Nobody asked him to do it. He just sent out an email one day, saying something like, “I’m going to clean up the park. Anyone who wants to join me is welcome.” He’s been working at the park pretty much every Sunday since then; sometimes with help, sometimes on his own.
On this bright hot day, Casey was getting high-powered help from another neighbor. Using a gas-powered power washer, Hale was meticulously removing the baked-on film of Hurricane Katrina’s flood. Moving in carefully planned rows, Hale wielded the water-wand like a craftsman creating art.
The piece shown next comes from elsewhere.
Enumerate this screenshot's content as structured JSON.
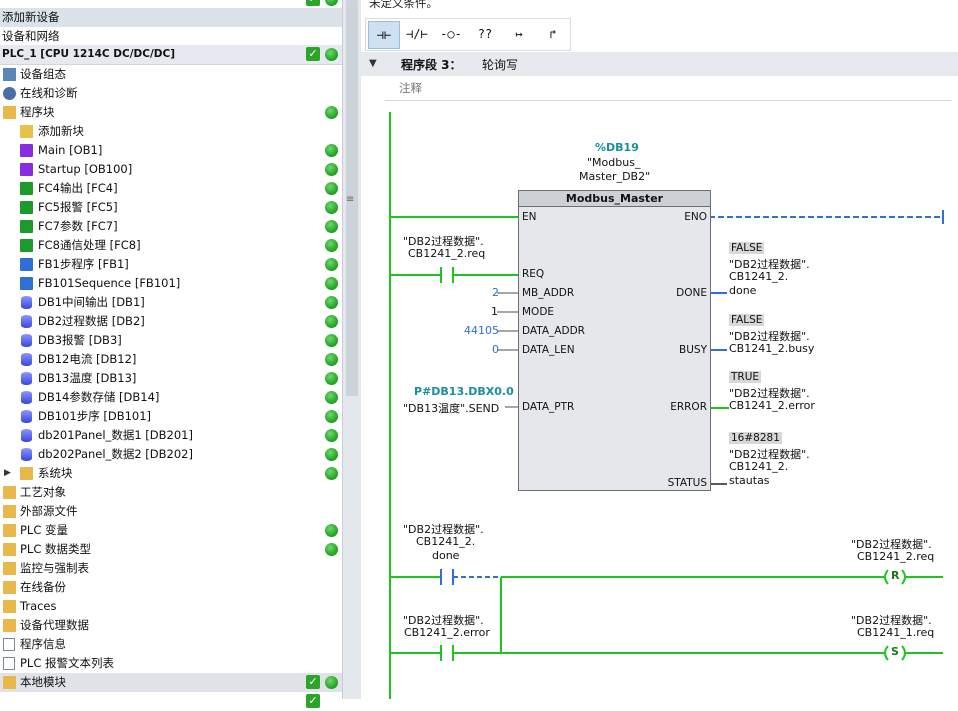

Hale hasn’t yet decided what to do with his house, and only recently moved his wife and two young children back from Colorado to Metairie, right next door to New Orleans. When we talked about the future of the city, he put it this way: “There will be no single chicken emerging from one egg. New Orleans is going to rebuild over time so that there will be many chickens and many eggs all around the city.”
I think I agreed with him.
Now I’ve blogged about Hale before. He’s the rocket scientist that was very popular in our neighborhood because of his willingness to share his home-brewed beer. Hale is a mechanical engineer, so unlike yours truly the civil engineer, he was able to get his flooded power tools going again.
I said to Casey, “What can I do to help?”
“Well, you can paint those climbing bars over there, or you can cut grass.”
I think we all know what I chose!
Call me crazy, but I proceeded to have a whole lot of fun working a push mower through an expanse of grass about half the size of a football field!
As I pushed it along, I thought about us three neighbors, Casey, Hale and Tim. Three guys who pretty much lost it all in the hurricane, but who all found a reason, and the spirit, to come back.
Heck, Hale doesn’t even know if he’s coming back to Vista Park, but here he is, on his day off, working in the hot sun.
And when I got home, I found more than one offer of a loaned lawnmower in my email and in comments on this blog. Offers of aid and assistance from people I’ve never met, except through the cold glow of a computer hooked to the Internet.
I ask you, who would deny such people the right to rebuild their city? Who would dare tell such civic-minded, proud, pick-yourself-up-by-the-bootstraps Americans that theirs was a lost cause?
Yet another neighbor, April, heard of Casey’s efforts and took her children to Pratt Park to see for herself. I post some pictures she took here.
April reports, “My kids played on the equipment and the swings this evening and people from Edgewater Baptist were out there having a picnic!! Oh it made me want to be home so bad, I just wish I could close my eyes and walk back across the street on Pressburg and be home......but not yet.”
I failed to get my mower started on Sunday. And it was probably the best thing that could have happened.